THE TASK: Where an entry holds an image, skip the image but reproduce the rest word for word.

STUDY MATERIAL:

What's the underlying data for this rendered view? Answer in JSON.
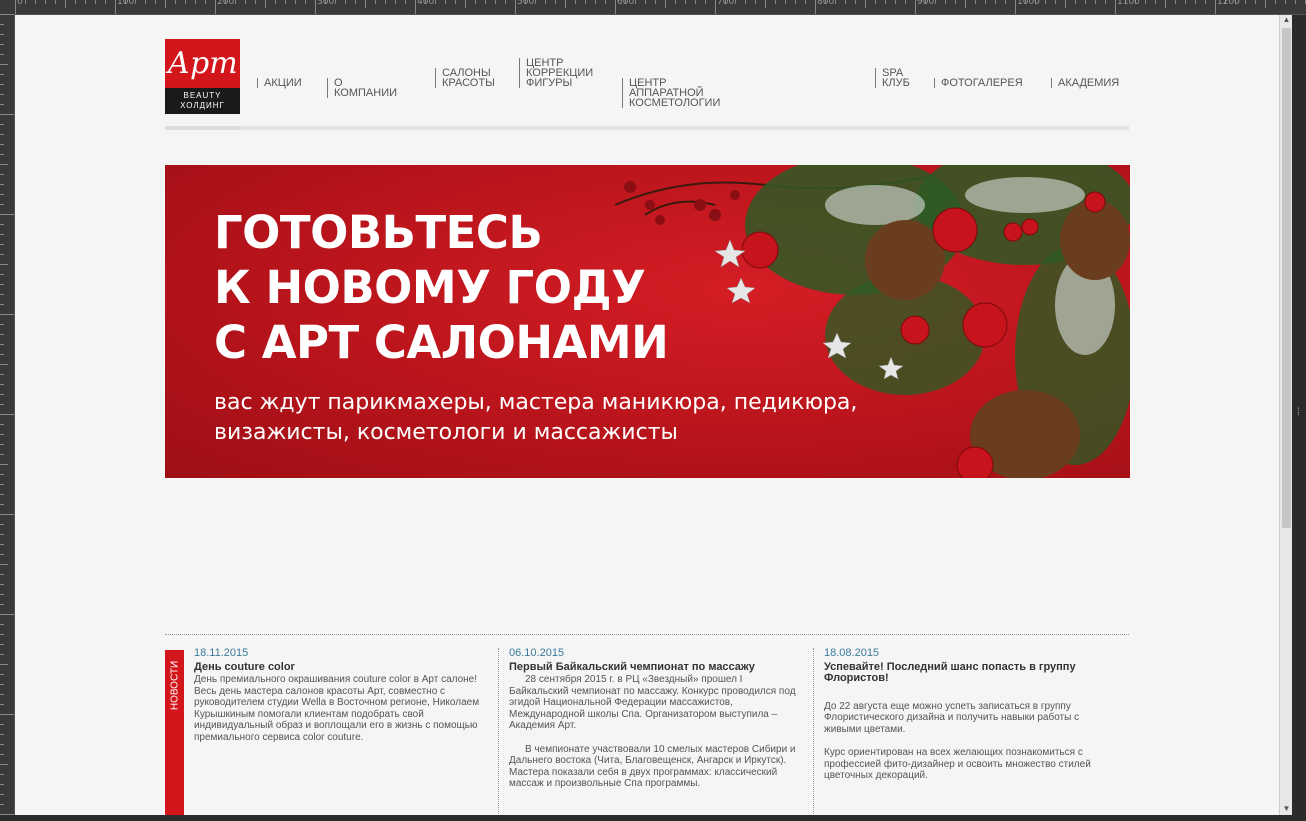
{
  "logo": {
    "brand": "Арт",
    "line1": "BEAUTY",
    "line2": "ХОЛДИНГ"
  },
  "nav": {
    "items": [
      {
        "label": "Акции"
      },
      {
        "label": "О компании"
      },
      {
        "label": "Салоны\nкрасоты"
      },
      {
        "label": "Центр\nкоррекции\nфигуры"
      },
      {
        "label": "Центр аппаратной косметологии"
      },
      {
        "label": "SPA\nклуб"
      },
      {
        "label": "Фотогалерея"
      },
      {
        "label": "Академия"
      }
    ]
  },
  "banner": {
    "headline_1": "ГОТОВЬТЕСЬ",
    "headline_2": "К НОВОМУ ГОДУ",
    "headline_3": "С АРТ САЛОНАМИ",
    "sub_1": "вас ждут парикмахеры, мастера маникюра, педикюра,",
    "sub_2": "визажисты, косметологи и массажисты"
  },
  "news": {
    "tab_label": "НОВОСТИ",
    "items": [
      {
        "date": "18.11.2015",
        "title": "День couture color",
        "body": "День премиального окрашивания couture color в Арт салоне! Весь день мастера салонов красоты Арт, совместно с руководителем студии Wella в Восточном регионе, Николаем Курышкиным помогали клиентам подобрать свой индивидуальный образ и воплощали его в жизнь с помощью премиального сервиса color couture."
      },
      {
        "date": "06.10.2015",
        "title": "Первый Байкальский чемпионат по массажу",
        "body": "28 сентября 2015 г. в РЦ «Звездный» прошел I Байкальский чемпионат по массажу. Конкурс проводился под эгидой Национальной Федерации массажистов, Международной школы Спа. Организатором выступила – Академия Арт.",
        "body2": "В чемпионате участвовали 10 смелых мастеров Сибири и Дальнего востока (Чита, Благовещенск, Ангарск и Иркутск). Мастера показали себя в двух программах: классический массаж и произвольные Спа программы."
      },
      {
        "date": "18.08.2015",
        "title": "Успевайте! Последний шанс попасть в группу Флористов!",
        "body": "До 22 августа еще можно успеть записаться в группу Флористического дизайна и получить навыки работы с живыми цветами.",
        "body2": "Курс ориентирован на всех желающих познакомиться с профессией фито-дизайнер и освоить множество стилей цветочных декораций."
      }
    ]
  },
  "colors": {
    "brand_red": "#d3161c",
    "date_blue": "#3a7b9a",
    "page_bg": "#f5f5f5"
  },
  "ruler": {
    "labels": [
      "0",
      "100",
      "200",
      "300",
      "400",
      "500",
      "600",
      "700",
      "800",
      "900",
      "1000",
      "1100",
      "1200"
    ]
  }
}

EXERCISE OUTPUT:
What's the underlying data for this rendered view? Answer in JSON.
{
  "logo": {
    "brand": "Арт",
    "line1": "BEAUTY",
    "line2": "ХОЛДИНГ"
  },
  "nav": {
    "items": [
      {
        "label": "Акции"
      },
      {
        "label": "О компании"
      },
      {
        "label": "Салоны\nкрасоты"
      },
      {
        "label": "Центр\nкоррекции\nфигуры"
      },
      {
        "label": "Центр аппаратной косметологии"
      },
      {
        "label": "SPA\nклуб"
      },
      {
        "label": "Фотогалерея"
      },
      {
        "label": "Академия"
      }
    ]
  },
  "banner": {
    "headline_1": "ГОТОВЬТЕСЬ",
    "headline_2": "К НОВОМУ ГОДУ",
    "headline_3": "С АРТ САЛОНАМИ",
    "sub_1": "вас ждут парикмахеры, мастера маникюра, педикюра,",
    "sub_2": "визажисты, косметологи и массажисты"
  },
  "news": {
    "tab_label": "НОВОСТИ",
    "items": [
      {
        "date": "18.11.2015",
        "title": "День couture color",
        "body": "День премиального окрашивания couture color в Арт салоне! Весь день мастера салонов красоты Арт, совместно с руководителем студии Wella в Восточном регионе, Николаем Курышкиным помогали клиентам подобрать свой индивидуальный образ и воплощали его в жизнь с помощью премиального сервиса color couture."
      },
      {
        "date": "06.10.2015",
        "title": "Первый Байкальский чемпионат по массажу",
        "body": "28 сентября 2015 г. в РЦ «Звездный» прошел I Байкальский чемпионат по массажу. Конкурс проводился под эгидой Национальной Федерации массажистов, Международной школы Спа. Организатором выступила – Академия Арт.",
        "body2": "В чемпионате участвовали 10 смелых мастеров Сибири и Дальнего востока (Чита, Благовещенск, Ангарск и Иркутск). Мастера показали себя в двух программах: классический массаж и произвольные Спа программы."
      },
      {
        "date": "18.08.2015",
        "title": "Успевайте! Последний шанс попасть в группу Флористов!",
        "body": "До 22 августа еще можно успеть записаться в группу Флористического дизайна и получить навыки работы с живыми цветами.",
        "body2": "Курс ориентирован на всех желающих познакомиться с профессией фито-дизайнер и освоить множество стилей цветочных декораций."
      }
    ]
  },
  "colors": {
    "brand_red": "#d3161c",
    "date_blue": "#3a7b9a",
    "page_bg": "#f5f5f5"
  },
  "ruler": {
    "labels": [
      "0",
      "100",
      "200",
      "300",
      "400",
      "500",
      "600",
      "700",
      "800",
      "900",
      "1000",
      "1100",
      "1200"
    ]
  }
}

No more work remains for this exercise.